Tuesday, 30 April 2013

Half of a Yellow Sun, Chimamanda Ngozi Adichie

This book had been on my kindle wish list for such a long time that I couldn't remember why I put it there in the first place. The problem with a wish list for me- much the same as buying a load of books in a shop all at once- is that I get bored of seeing the title and tend to be less inclined after a while to actually read it. So, after probably a year since I wish listed it, I decided to give Half of a Yellow Sun a whirl.

Set in Nigeria, the book follows the lives of two adult sisters both before and during the Nigeria-Biafran war of 1967-1970. It was a good lesson in history and taught me something new about a country I didn't know much about.
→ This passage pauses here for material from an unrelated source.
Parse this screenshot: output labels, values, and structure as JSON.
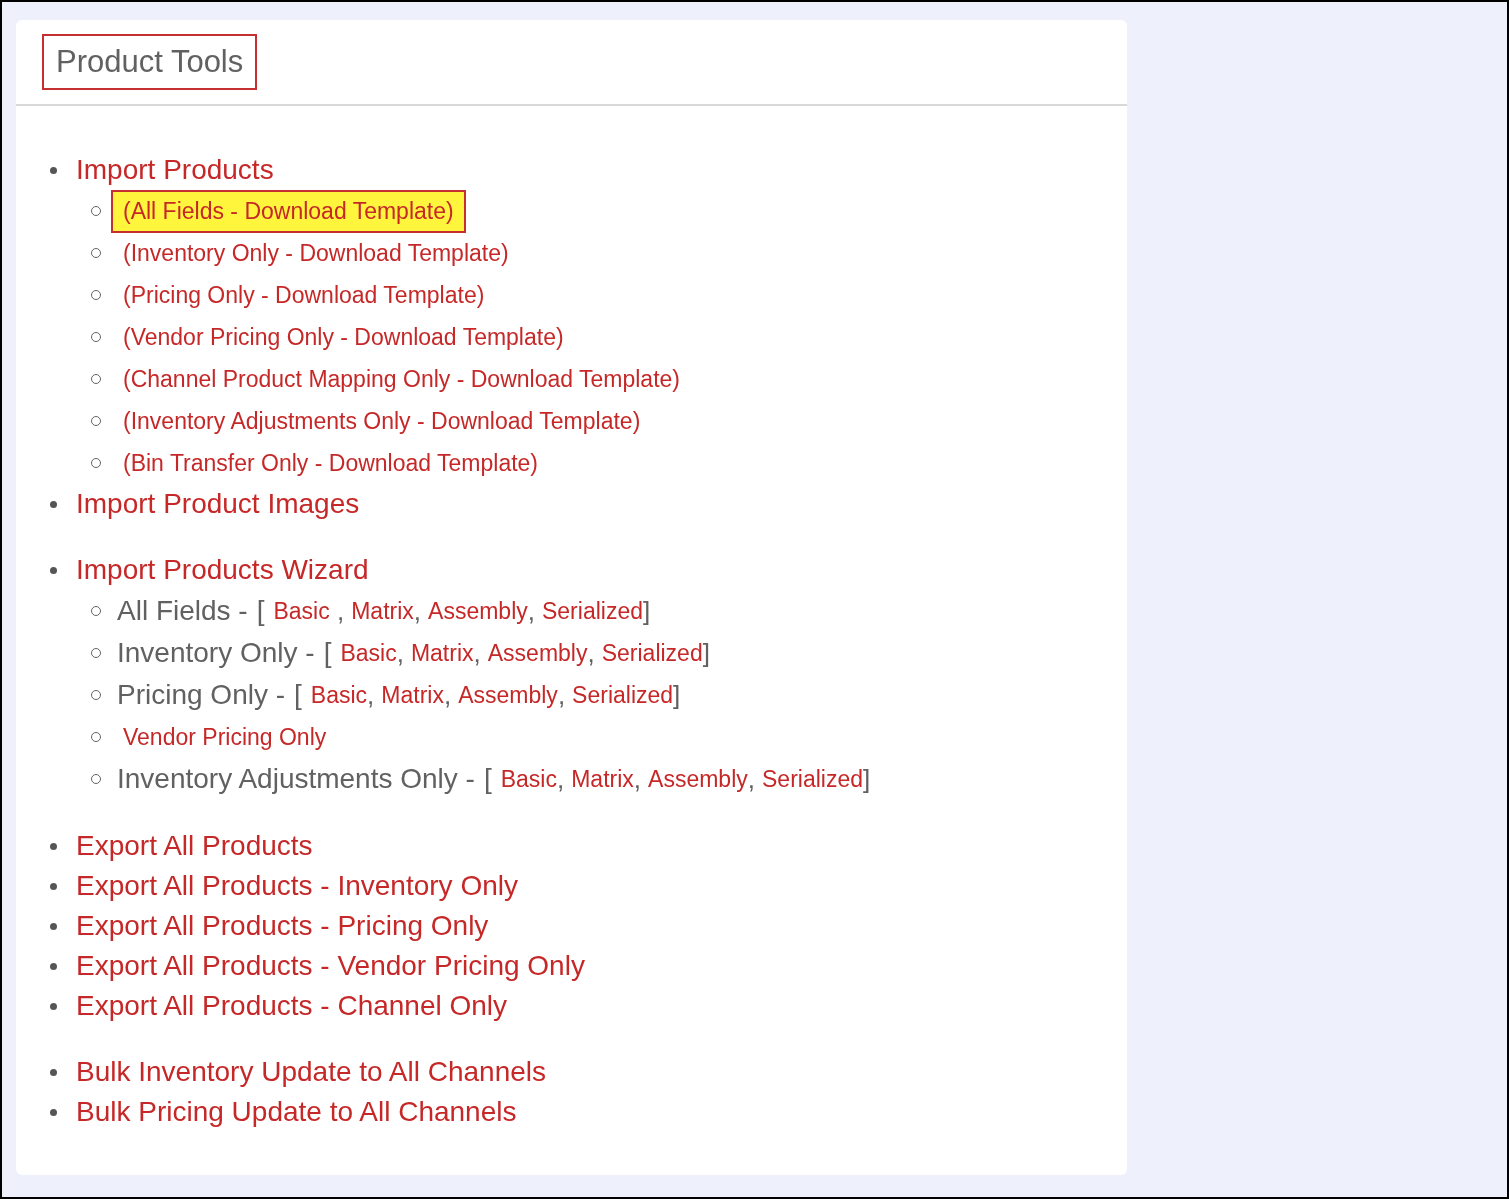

There was a lot of what I felt was 'setting the scene,' which didn't have me entirely gripped. The first couple of (long) chapters introduced sisters Kainene and Olanna, and gave an insight into their lives and the lives of their partners. The story at this point was mainly about rich Nigerians and even richer expats living the high life, going to parties and having intellectual discussions over brandy. And of course there was the obligatory 'house boy' Ugwu, brought in from the local village to do the house work but treated wonderfully by his nice, well educated master.
Then the action finally kicked off and things got pretty grim. What happened in Nigeria was genocide, an ethnic cleansing of the Igbo population. Pretty scary if you looked a certain way or were in the wrong place at the wrong time. The moments of peril and desperation were the best parts- seeing how each person was affected by the war and how they reacted to it. Olanna had to abandon her nice house and live in poverty, amongst neighbours who were often desperate enough to do crazy things. For example, one day her cat disappeared and then later that evening a neighbour served up a unexplainable meaty soup to her family.
The sisters had a volatile relationship throughout the story; at first they simply didn't get along, but after Olanna's unforgivable act they stopped speaking entirely. The non-linear narrative skipping from the early to mid sixties and then back again, helped to add to the mystery and revelations between the sisters.
Both sisters contributed significantly to the war effort: Olanna taught children in a makeshift schoolroom, as well as attempting to keep Ugwu safe from conscription, and Kainene helped to collect and distribute rations. 

Despite all the war related turmoil, the book still wasn't a page turner for me. My main problem was that I didn't care much for the characters. I didn't feel like I knew them well and so it didn't matter particularly what happened to them. Especially some of the peripheral characters who failed to bother me at all when they met their untimely ends.

The story ended with a major question left unanswered. I'm a big fan of loose ends being tied up in novels- you invest too much time in reading to not know what happens. So as you can imagine, I am left feeling pretty cheated.